A judge approved the repossession order, what happens next?
The judge will decide a date that you’ve got to leave the house for your lender to repossess it. Usually, you’ll be given 28 days to find somewhere else to move, but this is subject to change depending on your situation and the judge’s final decision.
I don’t want to leave the house – can they force me?
If you refuse to leave the premises, your lender can instruct bailiffs to remove you from the house. While bailiffs do have to follow the law, they are allowed to use a certain amount of force to get you out of the house and can come at any point to remove you. If you’re not in when the bailiffs arrive, they can break into the house, remove your personal possessions, and change the locks.
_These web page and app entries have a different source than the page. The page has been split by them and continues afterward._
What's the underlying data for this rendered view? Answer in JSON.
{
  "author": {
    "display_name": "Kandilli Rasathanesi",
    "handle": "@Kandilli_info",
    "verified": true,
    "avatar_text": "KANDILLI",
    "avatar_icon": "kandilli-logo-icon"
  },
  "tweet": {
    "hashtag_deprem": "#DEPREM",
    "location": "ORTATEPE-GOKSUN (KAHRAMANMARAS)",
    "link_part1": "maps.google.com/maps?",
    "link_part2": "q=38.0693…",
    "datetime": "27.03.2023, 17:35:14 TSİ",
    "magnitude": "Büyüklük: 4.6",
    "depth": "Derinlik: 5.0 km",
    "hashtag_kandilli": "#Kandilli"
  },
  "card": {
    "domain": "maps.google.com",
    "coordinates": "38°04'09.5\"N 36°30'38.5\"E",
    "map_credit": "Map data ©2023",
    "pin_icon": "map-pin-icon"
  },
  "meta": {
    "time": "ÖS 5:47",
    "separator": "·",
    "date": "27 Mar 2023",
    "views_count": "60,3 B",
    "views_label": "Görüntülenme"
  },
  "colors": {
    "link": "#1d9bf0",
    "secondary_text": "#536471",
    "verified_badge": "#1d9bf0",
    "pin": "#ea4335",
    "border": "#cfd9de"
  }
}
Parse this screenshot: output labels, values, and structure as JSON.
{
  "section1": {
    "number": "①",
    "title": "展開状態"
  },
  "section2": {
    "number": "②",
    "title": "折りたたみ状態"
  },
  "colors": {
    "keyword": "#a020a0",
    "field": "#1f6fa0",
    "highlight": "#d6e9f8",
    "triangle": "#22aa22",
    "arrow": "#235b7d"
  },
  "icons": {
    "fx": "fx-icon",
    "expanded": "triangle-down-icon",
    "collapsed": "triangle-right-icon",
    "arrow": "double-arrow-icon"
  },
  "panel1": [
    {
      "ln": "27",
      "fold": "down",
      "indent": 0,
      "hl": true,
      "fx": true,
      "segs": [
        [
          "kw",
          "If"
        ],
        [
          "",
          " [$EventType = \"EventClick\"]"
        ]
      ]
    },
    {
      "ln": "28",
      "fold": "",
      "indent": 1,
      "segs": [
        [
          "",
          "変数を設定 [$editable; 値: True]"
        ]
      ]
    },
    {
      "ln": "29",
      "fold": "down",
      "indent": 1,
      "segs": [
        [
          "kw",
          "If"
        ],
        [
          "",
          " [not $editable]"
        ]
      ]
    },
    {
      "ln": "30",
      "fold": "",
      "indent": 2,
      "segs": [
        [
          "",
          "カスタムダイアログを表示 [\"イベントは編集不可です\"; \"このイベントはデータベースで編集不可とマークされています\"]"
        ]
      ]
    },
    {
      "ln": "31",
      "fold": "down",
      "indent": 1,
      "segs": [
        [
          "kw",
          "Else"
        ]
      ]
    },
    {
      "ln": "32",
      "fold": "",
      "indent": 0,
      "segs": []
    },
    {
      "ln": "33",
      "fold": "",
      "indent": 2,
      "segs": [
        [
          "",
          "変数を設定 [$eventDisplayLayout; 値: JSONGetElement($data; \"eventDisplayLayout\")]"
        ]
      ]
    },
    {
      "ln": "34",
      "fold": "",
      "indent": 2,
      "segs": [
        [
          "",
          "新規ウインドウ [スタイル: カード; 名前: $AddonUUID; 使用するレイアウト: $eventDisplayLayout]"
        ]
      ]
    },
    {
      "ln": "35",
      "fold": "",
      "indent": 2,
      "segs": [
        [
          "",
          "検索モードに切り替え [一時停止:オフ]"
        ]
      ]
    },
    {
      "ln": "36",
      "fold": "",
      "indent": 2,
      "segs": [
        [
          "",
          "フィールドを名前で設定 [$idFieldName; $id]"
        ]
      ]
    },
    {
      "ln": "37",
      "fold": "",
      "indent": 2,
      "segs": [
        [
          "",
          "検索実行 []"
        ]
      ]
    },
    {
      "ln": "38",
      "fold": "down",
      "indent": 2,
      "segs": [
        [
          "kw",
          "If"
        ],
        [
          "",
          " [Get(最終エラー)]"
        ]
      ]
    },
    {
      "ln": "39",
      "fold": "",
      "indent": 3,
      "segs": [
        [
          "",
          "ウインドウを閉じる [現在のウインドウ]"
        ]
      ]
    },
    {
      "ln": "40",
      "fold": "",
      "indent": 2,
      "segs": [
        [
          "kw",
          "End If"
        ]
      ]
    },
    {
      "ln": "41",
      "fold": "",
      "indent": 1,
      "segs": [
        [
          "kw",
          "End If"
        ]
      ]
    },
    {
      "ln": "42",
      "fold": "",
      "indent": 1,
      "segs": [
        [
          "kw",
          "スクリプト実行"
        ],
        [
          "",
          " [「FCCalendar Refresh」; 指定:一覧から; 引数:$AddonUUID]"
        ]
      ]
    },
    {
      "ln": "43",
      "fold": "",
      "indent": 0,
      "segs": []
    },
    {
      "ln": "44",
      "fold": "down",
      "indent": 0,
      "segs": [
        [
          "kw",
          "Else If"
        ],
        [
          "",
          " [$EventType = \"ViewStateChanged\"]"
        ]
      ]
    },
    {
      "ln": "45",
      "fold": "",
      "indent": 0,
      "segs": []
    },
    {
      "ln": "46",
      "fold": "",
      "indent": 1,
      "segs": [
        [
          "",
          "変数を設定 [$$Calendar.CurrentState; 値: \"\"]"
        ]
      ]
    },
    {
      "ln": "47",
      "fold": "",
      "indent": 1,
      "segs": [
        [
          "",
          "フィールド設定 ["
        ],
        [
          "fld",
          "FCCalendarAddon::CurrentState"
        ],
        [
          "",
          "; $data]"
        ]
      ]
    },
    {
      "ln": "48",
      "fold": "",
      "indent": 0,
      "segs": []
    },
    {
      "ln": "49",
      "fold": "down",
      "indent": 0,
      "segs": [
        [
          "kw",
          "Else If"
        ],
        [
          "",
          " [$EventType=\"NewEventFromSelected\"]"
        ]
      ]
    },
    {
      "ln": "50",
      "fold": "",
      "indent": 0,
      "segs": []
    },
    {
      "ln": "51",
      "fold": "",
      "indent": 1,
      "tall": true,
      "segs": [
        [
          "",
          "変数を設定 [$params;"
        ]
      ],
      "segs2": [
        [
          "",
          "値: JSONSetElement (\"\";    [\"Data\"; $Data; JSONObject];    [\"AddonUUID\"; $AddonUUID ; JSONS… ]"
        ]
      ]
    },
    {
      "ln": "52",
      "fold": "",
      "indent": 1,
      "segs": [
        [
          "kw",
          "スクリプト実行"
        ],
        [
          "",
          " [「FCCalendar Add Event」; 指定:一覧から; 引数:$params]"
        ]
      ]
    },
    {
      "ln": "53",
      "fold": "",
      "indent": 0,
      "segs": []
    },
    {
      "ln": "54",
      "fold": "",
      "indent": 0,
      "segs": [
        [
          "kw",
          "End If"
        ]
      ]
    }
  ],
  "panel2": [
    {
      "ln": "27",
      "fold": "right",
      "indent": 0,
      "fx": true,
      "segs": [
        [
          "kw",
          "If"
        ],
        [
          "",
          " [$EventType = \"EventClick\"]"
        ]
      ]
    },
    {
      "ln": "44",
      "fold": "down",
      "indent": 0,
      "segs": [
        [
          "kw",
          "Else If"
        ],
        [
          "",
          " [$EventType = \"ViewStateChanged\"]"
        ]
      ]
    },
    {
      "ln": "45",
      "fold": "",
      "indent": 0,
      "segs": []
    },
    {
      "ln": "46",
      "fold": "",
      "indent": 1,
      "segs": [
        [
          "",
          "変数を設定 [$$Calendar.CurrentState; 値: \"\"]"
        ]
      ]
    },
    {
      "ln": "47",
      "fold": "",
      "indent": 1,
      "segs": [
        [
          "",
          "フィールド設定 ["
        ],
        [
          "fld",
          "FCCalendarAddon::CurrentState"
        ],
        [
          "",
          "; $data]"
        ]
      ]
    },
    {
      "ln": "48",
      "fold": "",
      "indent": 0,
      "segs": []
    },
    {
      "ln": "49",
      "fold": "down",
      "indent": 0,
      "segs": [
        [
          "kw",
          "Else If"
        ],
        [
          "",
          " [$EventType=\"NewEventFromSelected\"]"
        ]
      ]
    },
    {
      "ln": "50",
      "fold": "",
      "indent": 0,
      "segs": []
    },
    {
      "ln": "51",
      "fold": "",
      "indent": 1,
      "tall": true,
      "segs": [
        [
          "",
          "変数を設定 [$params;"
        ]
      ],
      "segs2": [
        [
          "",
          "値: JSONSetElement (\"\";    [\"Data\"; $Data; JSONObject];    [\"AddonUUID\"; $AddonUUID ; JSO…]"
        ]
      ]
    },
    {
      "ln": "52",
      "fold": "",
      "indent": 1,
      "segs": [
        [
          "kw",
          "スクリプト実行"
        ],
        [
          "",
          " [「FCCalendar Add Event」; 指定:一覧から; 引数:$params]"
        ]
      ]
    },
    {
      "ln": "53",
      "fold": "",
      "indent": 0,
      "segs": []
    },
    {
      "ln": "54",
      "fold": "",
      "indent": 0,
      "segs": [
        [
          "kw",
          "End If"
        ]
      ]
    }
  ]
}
Refusing to leave the property will cause you even more trouble down the line, so it’s recommended that you find somewhere else to live in the timeframe the judge has given you.
With the various steps that lenders need to follow to apply for a repossession order, the whole process can take up to 9 months. This can differ case to case, but in general, it’s quite a slow process. There are several chances throughout the process that you can resolve the arrears, and you should take every step you can to talk to your lender and find a way to get back on track. Your lender will be able to suggest several different ways to manage your arrears and will want to work with you to find a resolution rather than repossessing. Repossessing a house is a lot of work for your lender, and they would much prefer to give you some leeway for a few months than deal with the repossession process.
What happens if my house is repossessed?
If you’re being threatened with a repossession order and you know that you’re not going to be able to make your payments in the future, you might want to consider selling your house before the repossession order is granted. When your lender sells your house on after a repossession, they’ll likely sell it at an auction, which will usually result in a lower sale price. After a sale, the lender will take what you owe from the proceeds, and then whatever is left is yours. If you sell your house yourself, you’ll likely achieve a higher price giving yourself more to work with and fund your future living arrangements. Another reason that selling your house to avoid repossession can benefit you is for your credit score. A repossession will do a considerable amount of damage to your credit file and will linger on there for years. This will make it very hard for you to be approved for another mortgage in the future and will cause problems for any type of lending that you may want to do.